Why tape-based backup procedures may not be as safe as first thought
MINNEAPOLIS – Aug. 16, 2006 – US businesses are putting vital corporate data at risk by relying on tape backup systems in the event of a disaster, according to data recovery expert Ontrack Data Recovery. The company warns that while many businesses diligently back up corporate data on tape-based systems, they rarely check to see whether backups have been successful until it’s too late.
Ontrack, which recovers data from thousands of tapes every year – even damaged and overwritten tapes – has compiled a list of the top tape failures when attempting to access critical business data.
Companies often find that backup data on tape has become corrupted when accessed later to retrieve critical business data. This can be due to operational error or even mishandling of the tape itself. Accidental overwrites due to inserting or partially formatting the wrong tape are not uncommon. Just because you perform a regular process to back up your systems doesn’t mean that your data is safe. If it was good one day, it might not be good the next.
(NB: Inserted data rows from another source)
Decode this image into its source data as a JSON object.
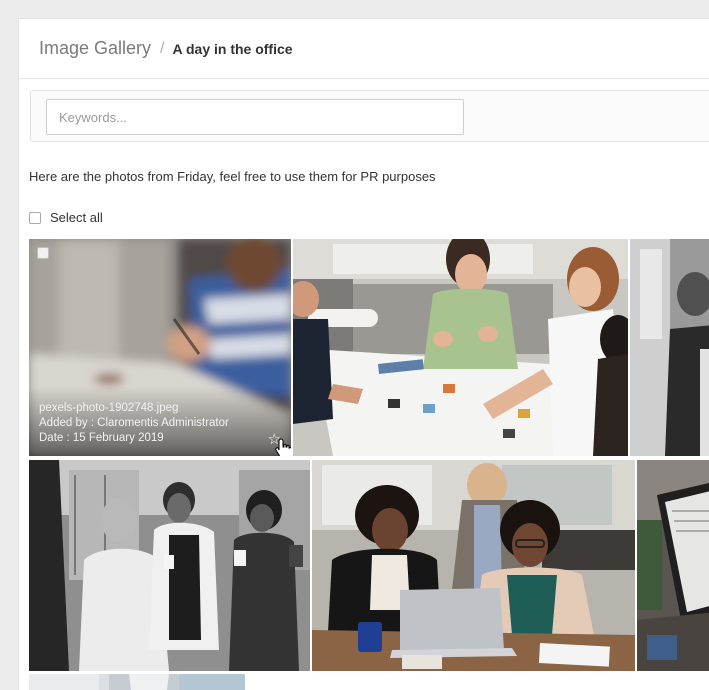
{
  "breadcrumb": {
    "root": "Image Gallery",
    "separator": "/",
    "current": "A day in the office"
  },
  "search": {
    "placeholder": "Keywords...",
    "value": ""
  },
  "description": "Here are the photos from Friday, feel free to use them for PR purposes",
  "select_all": {
    "label": "Select all",
    "checked": false
  },
  "photos": [
    {
      "filename": "pexels-photo-1902748.jpeg",
      "added_by": "Added by : Claromentis Administrator",
      "date": "Date : 15 February 2019",
      "hovered": true
    }
  ],
  "icons": {
    "favorite": "star-outline-icon",
    "checkbox": "checkbox-icon"
  },
  "colors": {
    "panel_bg": "#ffffff",
    "page_bg": "#ececec",
    "border": "#e2e2e2"
  }
}
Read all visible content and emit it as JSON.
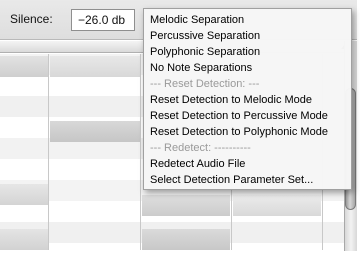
{
  "toolbar": {
    "silence_label": "Silence:",
    "silence_value": "−26.0 db"
  },
  "menu": {
    "items": [
      {
        "label": "Melodic Separation",
        "type": "item"
      },
      {
        "label": "Percussive Separation",
        "type": "item"
      },
      {
        "label": "Polyphonic Separation",
        "type": "item"
      },
      {
        "label": "No Note Separations",
        "type": "item"
      },
      {
        "label": "--- Reset Detection: ---",
        "type": "separator"
      },
      {
        "label": "Reset Detection to Melodic Mode",
        "type": "item"
      },
      {
        "label": "Reset Detection to Percussive Mode",
        "type": "item"
      },
      {
        "label": "Reset Detection to Polyphonic Mode",
        "type": "item"
      },
      {
        "label": "--- Redetect: ----------",
        "type": "separator"
      },
      {
        "label": "Redetect Audio File",
        "type": "item"
      },
      {
        "label": "Select Detection Parameter Set...",
        "type": "item"
      }
    ]
  },
  "colors": {
    "grid_line": "#c8c8c8",
    "menu_bg": "#f6f6f6",
    "separator_text": "#9a9a9a"
  }
}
Companies must check tapes regularly by accessing and viewing the data to ensure it is available in the event of a disaster.
Offsite and safe - it’s not always the case
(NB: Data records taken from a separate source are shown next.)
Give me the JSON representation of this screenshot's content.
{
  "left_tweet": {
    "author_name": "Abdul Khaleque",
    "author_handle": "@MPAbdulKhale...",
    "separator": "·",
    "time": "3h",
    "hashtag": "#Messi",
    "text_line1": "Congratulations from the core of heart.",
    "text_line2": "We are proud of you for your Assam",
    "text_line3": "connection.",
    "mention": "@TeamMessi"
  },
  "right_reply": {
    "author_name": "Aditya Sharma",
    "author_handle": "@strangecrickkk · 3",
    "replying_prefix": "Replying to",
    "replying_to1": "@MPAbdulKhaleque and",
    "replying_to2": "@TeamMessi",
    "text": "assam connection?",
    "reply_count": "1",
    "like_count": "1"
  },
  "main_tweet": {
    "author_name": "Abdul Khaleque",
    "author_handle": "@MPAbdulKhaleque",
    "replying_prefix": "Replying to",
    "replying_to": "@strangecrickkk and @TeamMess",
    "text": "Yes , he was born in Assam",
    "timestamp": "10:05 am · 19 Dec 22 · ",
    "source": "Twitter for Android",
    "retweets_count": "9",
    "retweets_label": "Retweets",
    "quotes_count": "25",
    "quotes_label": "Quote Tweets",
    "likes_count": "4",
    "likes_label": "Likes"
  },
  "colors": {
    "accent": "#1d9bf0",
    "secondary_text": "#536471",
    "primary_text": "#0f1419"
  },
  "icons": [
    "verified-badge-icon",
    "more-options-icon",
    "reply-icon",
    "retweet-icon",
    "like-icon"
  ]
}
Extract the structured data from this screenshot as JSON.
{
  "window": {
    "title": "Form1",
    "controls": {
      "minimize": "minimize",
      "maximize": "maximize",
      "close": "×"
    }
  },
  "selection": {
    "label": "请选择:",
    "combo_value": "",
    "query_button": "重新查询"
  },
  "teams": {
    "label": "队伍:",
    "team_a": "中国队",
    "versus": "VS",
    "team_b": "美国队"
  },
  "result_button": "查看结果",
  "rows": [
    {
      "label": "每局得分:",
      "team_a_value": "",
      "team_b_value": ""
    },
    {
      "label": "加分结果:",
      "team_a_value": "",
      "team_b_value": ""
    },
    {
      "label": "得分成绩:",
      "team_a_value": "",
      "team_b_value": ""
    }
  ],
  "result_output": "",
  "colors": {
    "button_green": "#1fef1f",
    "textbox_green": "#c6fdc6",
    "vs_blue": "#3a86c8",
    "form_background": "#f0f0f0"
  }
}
Storing backup tapes offsite is one of the most basic requirements of any disaster recovery plan but, like any business, these sites can also be hit by disaster, natural or otherwise. Hurricane Katrina in the US and the Buncefield oil depot explosion in the UK go to show how disasters can affect large parts of a country, jeopardizing both central data and offsite backups. The best plan for offsite storage is to utilize multiple storage locations that are as far away from the main office as logistically feasible.
Let’s get physical
Problems with broken tapes, dirty drives and using tape past its “sell by” date can lead to data being inaccessible. Without specialist in-house expertise, often the only option is to approach a data recovery expert to restore lost data in order to get the business back up and running.
Keep up with the times
Upgrades in business software and systems can leave backed up data irretrievable. If you’ve changed your systems, check that the data stored on tape can still be accessed given that it may have been created by different applications or servers.
“Many businesses have blind faith that their backup routines work and will save them in the event of a problem and, as a result, few bother to check the accessibility of their data until a disaster occurs,” said Jim Reinert, senior director of Software and Services for Ontrack Data Recovery. “This leaves them unprepared and can put them out of business for days or even weeks. Having a disaster recovery plan in place that includes data recovery is the first step to ensure the availability of critical business data. To improve your chances of recovering your data, you need to have multiple plans in place to cover every possible event.”
A relationship with a data recovery provider is a good way to protect against the problems associated with data loss. Ontrack has different no cost partner programs to help keep businesses prepared with the latest data recovery technology and services available. For more information, visit http://www.ontrack.com/partner/.
About Ontrack Data Recovery
Ontrack Data Recovery is the largest, most experienced and technologically advanced provider of data recovery products and services worldwide. Ontrack is able to recover lost or corrupted data from virtually all operating systems and types of storage devices through its do-it-yourself, remote and in-lab capabilities, using its hundreds of proprietary tools and techniques. Ontrack Data Recovery is a brand name of Kroll Ontrack Inc., a technology services subsidiary of Kroll Inc., the global risk consulting company.